The challenge here is to convey a lot of information to people in a way that is not boring, and which allows us to drill into the interesting and useful bits quickly.
The key tool is the online dashboard. We design online dashboards using Human-Focused Design principles. They are literally like the dashboard on a plane: tell me what I need to know and tell me what’s happening using the simplest and most direct means available. This level of data is consumed by operational roles and is an important part of the concept of closing the loop – I need to know how I did last week so that I can determine what impact my work is having on the customer.
At the next level up, understanding what is happening at a strategic level is the task of data integration. Most customer relationships span multiple experiences – active and reactive, at a point in time and over time. To truly understand the customer, we need to see how they are experiencing the customer relationship across all touchpoints and over time. This is where an application like HumanListening’s Data Wrangler is so important. It meshes internal data and data from multiple surveys into a coherent picture of the real customer experience and cause and effect. We still seek to determine who is satisfied and why but doing so can be largely automated and data driven.
The next layer is to understand return on investment – this is the so what. So what if customers have poor call quality – it can depend on what they are paying and their expectations. Ultimately, its impact and importance can be understood in terms of the behavioural impact on the customer relationship. This ability is developed by linking financial data and customer experience data so that we can understand the commercial impact both now and in the future. Businesses run lean and decisions on investment need to be supported by understanding the relative ROI. It is par for the course now to look at results and understand their impact in terms of conversion. If I do this, will it increase satisfaction, which will increase advocacy and decrease churn? How much will we benefit?
Communicating the story of what and so what is the foundation for now what. A big part of our work as consultants is providing good advice on how our clients can drive improved customer experience. The underlying principles that were in play 20 years ago really have not changed. Generally, driving positive change from CX data is about identifying a failure of process or failure in an application of process. The details that help us diagnose which is which are in the open-ended feedback and our use of conversational chatbots is pivotal to eliciting it from customers through deeper consideration of their experiences and describing the causes through better text analytics.
Our HumanListening technology empowers us as never before. If a customer says they have a poor experience onboarding a new product because of the form, our chatbot technology probes to identify the process, the form and the specific issue – e.g. lack of clear instructions or poor formatting. Our analytics captures and consolidates similar feedback and estimates the impact it is having on customer experience. We can identify an exact issue and an exact outcome of it with an exact cause. This is modern insights.

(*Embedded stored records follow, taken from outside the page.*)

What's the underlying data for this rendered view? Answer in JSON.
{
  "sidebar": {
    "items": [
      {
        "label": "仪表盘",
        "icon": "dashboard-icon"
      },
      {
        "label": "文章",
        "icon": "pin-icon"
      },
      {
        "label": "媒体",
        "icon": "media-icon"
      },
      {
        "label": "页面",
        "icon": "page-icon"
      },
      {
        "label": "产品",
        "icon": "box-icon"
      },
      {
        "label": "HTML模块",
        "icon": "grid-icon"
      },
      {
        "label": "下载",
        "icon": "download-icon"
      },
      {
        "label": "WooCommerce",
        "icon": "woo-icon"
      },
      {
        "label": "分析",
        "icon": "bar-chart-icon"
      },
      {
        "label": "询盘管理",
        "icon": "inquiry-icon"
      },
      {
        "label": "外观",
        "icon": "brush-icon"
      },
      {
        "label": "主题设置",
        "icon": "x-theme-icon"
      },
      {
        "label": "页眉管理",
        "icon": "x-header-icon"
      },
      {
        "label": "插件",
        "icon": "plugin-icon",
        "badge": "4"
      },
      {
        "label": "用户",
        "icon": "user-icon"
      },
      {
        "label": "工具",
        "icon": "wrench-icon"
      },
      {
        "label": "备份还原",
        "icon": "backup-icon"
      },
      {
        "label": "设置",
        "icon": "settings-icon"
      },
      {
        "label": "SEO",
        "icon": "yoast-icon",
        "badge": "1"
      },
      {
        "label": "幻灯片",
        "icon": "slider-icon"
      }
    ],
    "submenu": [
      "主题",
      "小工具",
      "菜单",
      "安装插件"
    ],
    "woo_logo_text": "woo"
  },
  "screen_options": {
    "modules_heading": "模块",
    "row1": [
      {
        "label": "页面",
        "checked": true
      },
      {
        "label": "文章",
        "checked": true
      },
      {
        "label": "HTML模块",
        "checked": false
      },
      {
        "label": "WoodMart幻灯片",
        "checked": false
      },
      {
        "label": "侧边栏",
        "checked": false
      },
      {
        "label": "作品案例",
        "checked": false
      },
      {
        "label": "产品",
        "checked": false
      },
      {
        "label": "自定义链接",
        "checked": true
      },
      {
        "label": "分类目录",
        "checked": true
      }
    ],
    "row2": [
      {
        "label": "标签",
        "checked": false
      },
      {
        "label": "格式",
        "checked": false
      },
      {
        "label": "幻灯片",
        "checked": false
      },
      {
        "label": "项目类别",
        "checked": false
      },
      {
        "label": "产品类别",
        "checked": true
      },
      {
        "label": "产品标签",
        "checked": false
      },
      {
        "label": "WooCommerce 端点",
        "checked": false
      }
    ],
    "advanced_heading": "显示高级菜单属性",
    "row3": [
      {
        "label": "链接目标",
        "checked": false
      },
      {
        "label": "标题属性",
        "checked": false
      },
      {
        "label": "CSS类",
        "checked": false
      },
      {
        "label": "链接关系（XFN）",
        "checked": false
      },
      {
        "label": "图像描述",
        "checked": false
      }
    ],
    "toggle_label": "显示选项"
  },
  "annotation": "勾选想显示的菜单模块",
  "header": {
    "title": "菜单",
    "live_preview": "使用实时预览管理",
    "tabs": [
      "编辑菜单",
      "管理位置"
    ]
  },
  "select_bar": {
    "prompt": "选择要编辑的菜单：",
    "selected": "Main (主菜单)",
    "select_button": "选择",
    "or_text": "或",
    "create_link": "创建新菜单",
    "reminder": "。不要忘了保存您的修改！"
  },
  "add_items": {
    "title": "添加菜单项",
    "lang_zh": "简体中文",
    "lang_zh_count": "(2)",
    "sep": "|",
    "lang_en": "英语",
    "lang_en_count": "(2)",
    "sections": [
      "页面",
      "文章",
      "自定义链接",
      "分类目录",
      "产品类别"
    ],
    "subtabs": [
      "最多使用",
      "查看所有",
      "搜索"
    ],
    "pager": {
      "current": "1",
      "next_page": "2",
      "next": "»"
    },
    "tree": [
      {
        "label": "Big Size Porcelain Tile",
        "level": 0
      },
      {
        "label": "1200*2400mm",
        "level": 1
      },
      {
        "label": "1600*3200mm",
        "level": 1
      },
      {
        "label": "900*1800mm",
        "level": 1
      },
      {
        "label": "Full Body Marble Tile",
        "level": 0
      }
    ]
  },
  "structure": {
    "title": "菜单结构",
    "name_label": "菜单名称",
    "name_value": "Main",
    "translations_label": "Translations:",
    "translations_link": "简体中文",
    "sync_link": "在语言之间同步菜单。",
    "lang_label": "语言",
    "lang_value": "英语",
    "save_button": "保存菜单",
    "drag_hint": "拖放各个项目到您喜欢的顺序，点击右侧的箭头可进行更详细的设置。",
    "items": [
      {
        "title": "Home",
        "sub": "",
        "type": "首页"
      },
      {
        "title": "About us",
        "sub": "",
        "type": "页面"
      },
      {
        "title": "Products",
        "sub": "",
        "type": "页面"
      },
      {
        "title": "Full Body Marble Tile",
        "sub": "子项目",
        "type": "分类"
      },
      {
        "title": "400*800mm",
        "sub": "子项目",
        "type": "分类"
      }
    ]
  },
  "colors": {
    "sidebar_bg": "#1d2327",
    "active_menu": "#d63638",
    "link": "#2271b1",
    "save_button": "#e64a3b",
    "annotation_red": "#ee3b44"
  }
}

Ultimately though, this level of detail still requires human to human interaction to package up the story. It isn’t about the form. It is about the narrative of the customer experience and how it is shaped by needs and expectations and what happens when you deliver to them …or not.

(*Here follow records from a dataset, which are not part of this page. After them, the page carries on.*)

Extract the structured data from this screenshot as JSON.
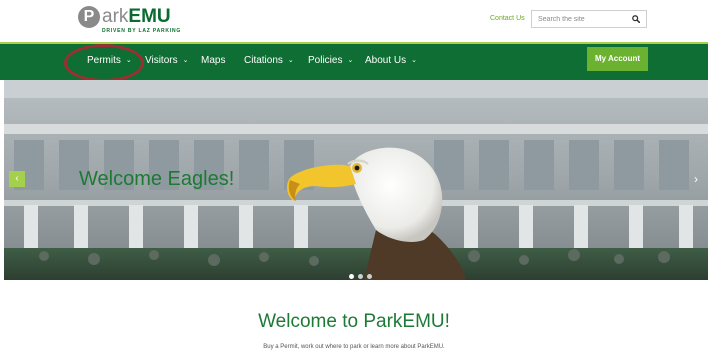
{
  "header": {
    "logo": {
      "letter": "P",
      "name_part1": "ark",
      "name_part2": "EMU",
      "tagline": "DRIVEN BY LAZ PARKING"
    },
    "contact_label": "Contact Us",
    "search": {
      "placeholder": "Search the site",
      "icon": "magnifier"
    }
  },
  "nav": {
    "items": [
      {
        "label": "Permits",
        "chevron": "⌄"
      },
      {
        "label": "Visitors",
        "chevron": "⌄"
      },
      {
        "label": "Maps",
        "chevron": ""
      },
      {
        "label": "Citations",
        "chevron": "⌄"
      },
      {
        "label": "Policies",
        "chevron": "⌄"
      },
      {
        "label": "About Us",
        "chevron": "⌄"
      }
    ],
    "account_label": "My Account"
  },
  "hero": {
    "title": "Welcome Eagles!",
    "prev_icon": "‹",
    "next_icon": "›",
    "slides": 3,
    "active_slide": 1
  },
  "intro": {
    "heading": "Welcome to ParkEMU!",
    "text": "Buy a Permit, work out where to park or learn more about ParkEMU."
  },
  "colors": {
    "brand_green": "#0e6e33",
    "accent_green": "#6ab22f",
    "annotation_red": "#9c2f33"
  }
}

A CX program which is episodic in nature means that it is aligned to the stages that customers employees go through in their relationship with an organisation.